Exercise details: The entries below must be reproduced exactly; their pictures are not part of the copy.

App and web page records
_____
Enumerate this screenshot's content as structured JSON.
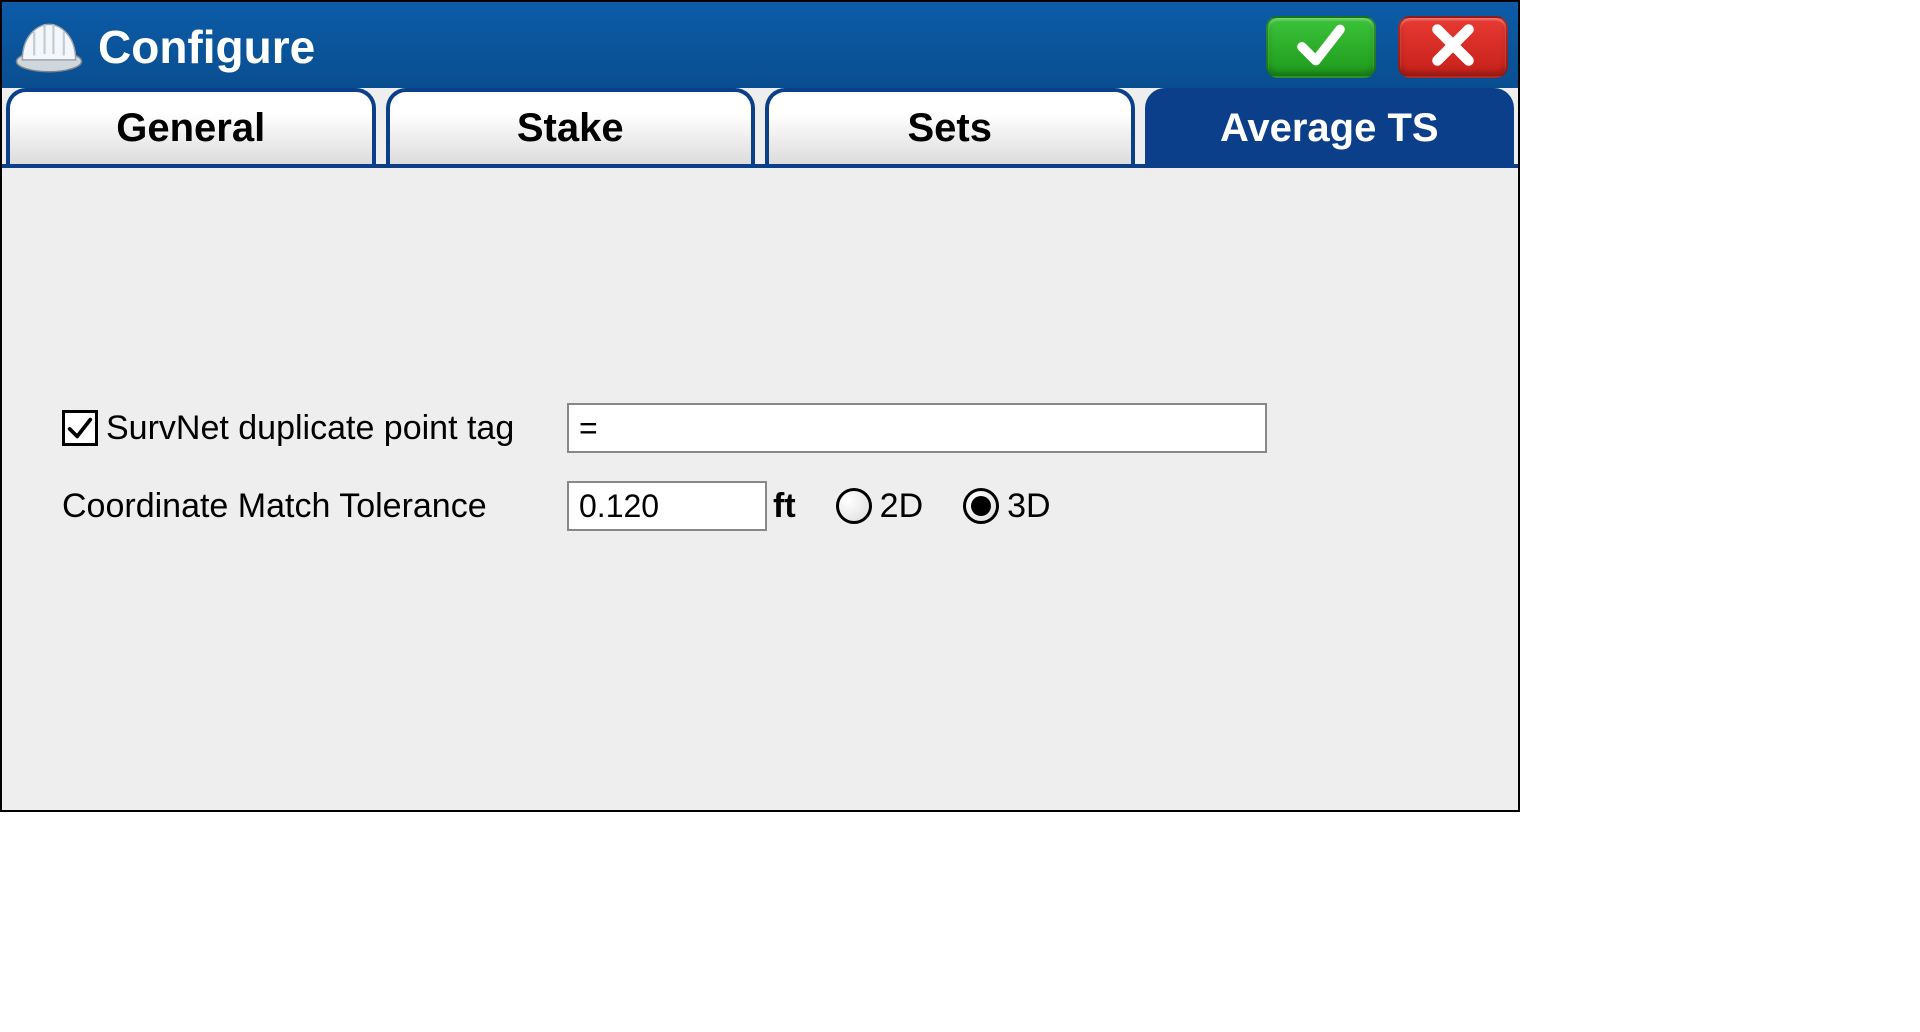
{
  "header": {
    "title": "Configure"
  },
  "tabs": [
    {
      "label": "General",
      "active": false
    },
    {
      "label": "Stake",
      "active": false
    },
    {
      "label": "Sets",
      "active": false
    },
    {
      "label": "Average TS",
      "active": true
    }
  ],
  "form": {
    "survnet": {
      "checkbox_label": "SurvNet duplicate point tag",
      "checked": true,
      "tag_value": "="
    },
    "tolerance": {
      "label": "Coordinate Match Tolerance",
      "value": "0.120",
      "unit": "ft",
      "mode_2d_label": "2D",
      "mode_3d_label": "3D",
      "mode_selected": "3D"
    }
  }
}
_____
Expected answer:
Enumerate this screenshot's content as structured JSON.
{
  "header": {
    "title": "Configure"
  },
  "tabs": [
    {
      "label": "General",
      "active": false
    },
    {
      "label": "Stake",
      "active": false
    },
    {
      "label": "Sets",
      "active": false
    },
    {
      "label": "Average TS",
      "active": true
    }
  ],
  "form": {
    "survnet": {
      "checkbox_label": "SurvNet duplicate point tag",
      "checked": true,
      "tag_value": "="
    },
    "tolerance": {
      "label": "Coordinate Match Tolerance",
      "value": "0.120",
      "unit": "ft",
      "mode_2d_label": "2D",
      "mode_3d_label": "3D",
      "mode_selected": "3D"
    }
  }
}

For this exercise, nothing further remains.